By Jack McShane
Is the natural world always fair as we humans define fairness? Here are two examples of where I think it is appearing unfair. You decide. There is a plucky species of a water beetle called Regimbartia attenuata which I will call Regie for short, that has developed a cunning survival strategy when swallowed whole by a frog. Regie is captured, swallowed, but now finds its way through the frog’s gut unscathed; the frog poops and Regie safely makes its exit alive—and well. Some might tag it a Houdini act. Another example of this unusual escape act is a similar journey by some fish eggs gobbled by a duck that can exit unharmed in the duck’s poop. If you find all this hard to believe check it out in Science News. The ducky one shows one way that water birds may disperse fish, including invasive species such as carp. It also might explain how certain species of fish wind up in isolated water bodies. A lot of scientific fact in these two realities which confirm my mindset that there is much going on here that is not fair. Think of it this way: The little frog has probably made a number of attempts, many failing, to capture those bugs in order to garner sustenance to survive, and is using precious energy and calories only to be cheated out of some of his successful captures. And consider the duck’s energy spent dabbling for fish eggs, and at times, being cheated out of the food value of the eggs. So, does all this confirm my premise that the natural world is, at times, quite unfair to some inhabitants? As I said, you decide.
Last month I reported on my son’s loss of his ten chickens due to the coop invasion and predation by a fisher. Now there has been a continuation of the saga. Bordering Kris’s property, a young couple manage a small farm that included one hundred chickens raised for their meat value.
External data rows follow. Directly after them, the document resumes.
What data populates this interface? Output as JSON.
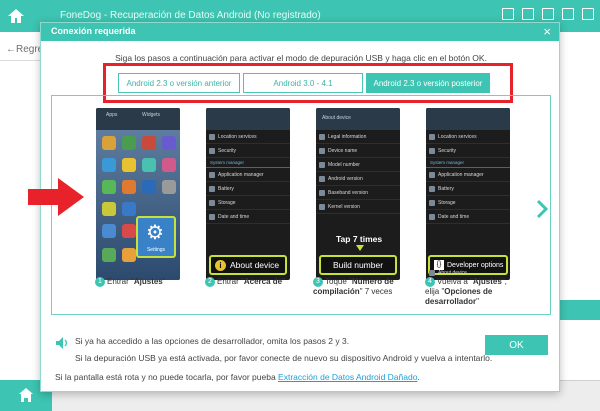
{
  "app": {
    "title": "FoneDog - Recuperación de Datos Android (No registrado)",
    "back_label": "←Regre"
  },
  "dialog": {
    "title": "Conexión requerida",
    "close": "×",
    "instruction": "Siga los pasos a continuación para activar el modo de depuración USB y haga clic en el botón OK.",
    "tabs": [
      {
        "label": "Android 2.3 o versión anterior",
        "active": false
      },
      {
        "label": "Android 3.0 - 4.1",
        "active": false
      },
      {
        "label": "Android 2.3 o versión posterior",
        "active": true
      }
    ],
    "phones": {
      "p1": {
        "tab_apps": "Apps",
        "tab_widgets": "Widgets",
        "settings_label": "Settings"
      },
      "p2": {
        "rows": [
          "Location services",
          "Security",
          "Application manager",
          "Battery",
          "Storage",
          "Date and time"
        ],
        "section": "System manager",
        "callout": "About device"
      },
      "p3": {
        "header": "About device",
        "rows": [
          "Legal information",
          "Device name",
          "Model number",
          "Android version",
          "Baseband version",
          "Kernel version"
        ],
        "tap_text": "Tap 7 times",
        "callout": "Build number"
      },
      "p4": {
        "rows": [
          "Location services",
          "Security",
          "Application manager",
          "Battery",
          "Storage",
          "Date and time"
        ],
        "section": "System manager",
        "bottom_row": "About device",
        "callout": "Developer options"
      }
    },
    "steps": [
      {
        "num": "1",
        "pre": "Entrar \"",
        "bold": "Ajustes",
        "post": "\""
      },
      {
        "num": "2",
        "pre": "Entrar \"",
        "bold": "Acerca de",
        "post": "\""
      },
      {
        "num": "3",
        "pre": "Toque \"",
        "bold": "Número de compilación",
        "post": "\" 7 veces"
      },
      {
        "num": "4",
        "pre": "Vuelva a \"",
        "bold": "Ajustes",
        "mid": "\", elija \"",
        "bold2": "Opciones de desarrollador",
        "post": "\""
      }
    ],
    "notes": [
      "Si ya ha accedido a las opciones de desarrollador, omita los pasos 2 y 3.",
      "Si la depuración USB ya está activada, por favor conecte de nuevo su dispositivo Android y vuelva a intentarlo."
    ],
    "ok_label": "OK",
    "footer_text": "Si la pantalla está rota y no puede tocarla, por favor pueba ",
    "footer_link": "Extracción de Datos Android Dañado",
    "footer_end": "."
  },
  "colors": {
    "accent": "#3ec4b2",
    "highlight": "#e8222b",
    "link": "#1a9fd8"
  }
}
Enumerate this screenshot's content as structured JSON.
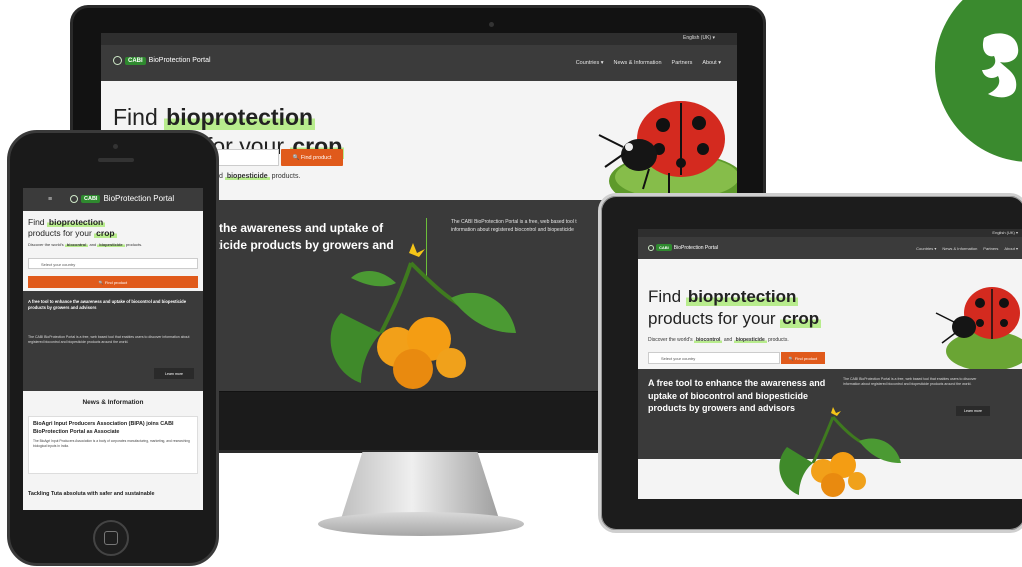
{
  "brand": {
    "cabi": "CABI",
    "portal_name": "BioProtection Portal",
    "language": "English (UK)",
    "accent_color": "#2f8a2f",
    "cta_color": "#e05a1b",
    "highlight_color": "#b8ec8d"
  },
  "desktop": {
    "nav": [
      "Countries",
      "News & Information",
      "Partners",
      "About"
    ],
    "hero_word_find": "Find",
    "hero_word_bio": "bioprotection",
    "hero_word_for": "for your",
    "hero_word_crop": "crop",
    "sub_fragment_ol": "ol",
    "sub_and": "and",
    "sub_biopesticide": "biopesticide",
    "sub_products": "products.",
    "find_button": "Find product",
    "tagline_partial": "e the awareness and uptake of sticide products by growers and",
    "description_partial": "The CABI BioProtection Portal is a free, web based tool t information about registered biocontrol and biopesticide"
  },
  "tablet": {
    "nav": [
      "Countries",
      "News & Information",
      "Partners",
      "About"
    ],
    "hero_line1_find": "Find",
    "hero_line1_bio": "bioprotection",
    "hero_line2_products": "products for your",
    "hero_line2_crop": "crop",
    "sub_discover": "Discover the world's",
    "sub_biocontrol": "biocontrol",
    "sub_and": "and",
    "sub_biopesticide": "biopesticide",
    "sub_products": "products.",
    "select_placeholder": "Select your country",
    "find_button": "Find product",
    "tagline": "A free tool to enhance the awareness and uptake of biocontrol and biopesticide products by growers and advisors",
    "description": "The CABI BioProtection Portal is a free, web based tool that enables users to discover information about registered biocontrol and biopesticide products around the world.",
    "learn_more": "Learn more"
  },
  "phone": {
    "hero_line1_find": "Find",
    "hero_line1_bio": "bioprotection",
    "hero_line2_products": "products for your",
    "hero_line2_crop": "crop",
    "sub_discover": "Discover the world's",
    "sub_biocontrol": "biocontrol",
    "sub_and": "and",
    "sub_biopesticide": "biopesticide",
    "sub_products": "products.",
    "select_placeholder": "Select your country",
    "find_button": "Find product",
    "tagline": "A free tool to enhance the awareness and uptake of biocontrol and biopesticide products by growers and advisors",
    "description": "The CABI BioProtection Portal is a free, web based tool that enables users to discover information about registered biocontrol and biopesticide products around the world.",
    "learn_more": "Learn more",
    "news_heading": "News & Information",
    "news1_title": "BioAgri Input Producers Association (BIPA) joins CABI BioProtection Portal as Associate",
    "news1_body": "The BioAgri Input Producers Association is a body of corporates manufacturing, marketing, and researching biological inputs in India.",
    "news2_title": "Tackling Tuta absoluta with safer and sustainable"
  }
}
This small farm has been working on a tight budget and very sadly lost ninety-one of their chickens in one night, a week after Kris’s loss of his ten. It is presumed to be another killing spree by a fisher and probably the same one that, after killing his chickens, he live-trapped and released on site. When, and if, the young farmers find out will they remain friends and on good neighborly terms with Kris? It remains to be seen. Had he taken my advice to release the fisher in a remote area where he hikes—although breaking the law—it probably would have saved these neighbor farmers a very substantial blow by this local and voracious predator. This I feel is a perfect example of when it comes to the enforcement of the law. There must be, as our own Stanley Fish has written, an understanding that what may be just (following the law as written) and what in certain circumstances is right are two different things. It begs the question: Would a game warden, upon catching Kris releasing the fisher at a remote location, summon him even after an explanation by Kris? Begs the question.
Excuse a brief interruption: As I am writing this on October 1, I just received a phone call from Kris. Success! He just got his first deer of the season, and on opening morning, no less. The McShanes will not starve for lack of gourmet venison.
And now some bad news about deer. The DEC has just released a press notice about a disease called Epizootic Hemorrhagic Disease (EHD), with over 450 likely deer mortalities in Putnam, Orange, Ulster, Rockland, and Westchester counties. EHD is a virus carried by biting midges. Once infected, the deer usually die within 36 hours. It cannot be contracted by humans, is not spread from deer to deer, and dead deer do not serve as a source of infection for other animals. A deer infected with EHD may appear lame or dehydrated and may succumb near a water source. The first hard frost kills the midges that transmit the disease, ending the EHD outbreak. Although no cases have been reported in Delaware County, please report a sighting of a sick or dying deer to the DEC Regional Office or a DEC officer.
And finally, on the local front, my trail cam on what we call our lower pond caught at mid-day a bobcat approaching the water’s edge with approximately 16 wood ducks swimming over for a close-up look at the feline predator. It was like a meet-and-greet between mortal enemies where in reality there could be no benevolent connection between these two disparate species.
“Nature impacts the human psyche, we are a visual species, we derive a lot of health and happiness from our relationship with the natural world.” Dacher Keltner, psychology professor @ University of California, Berkley.~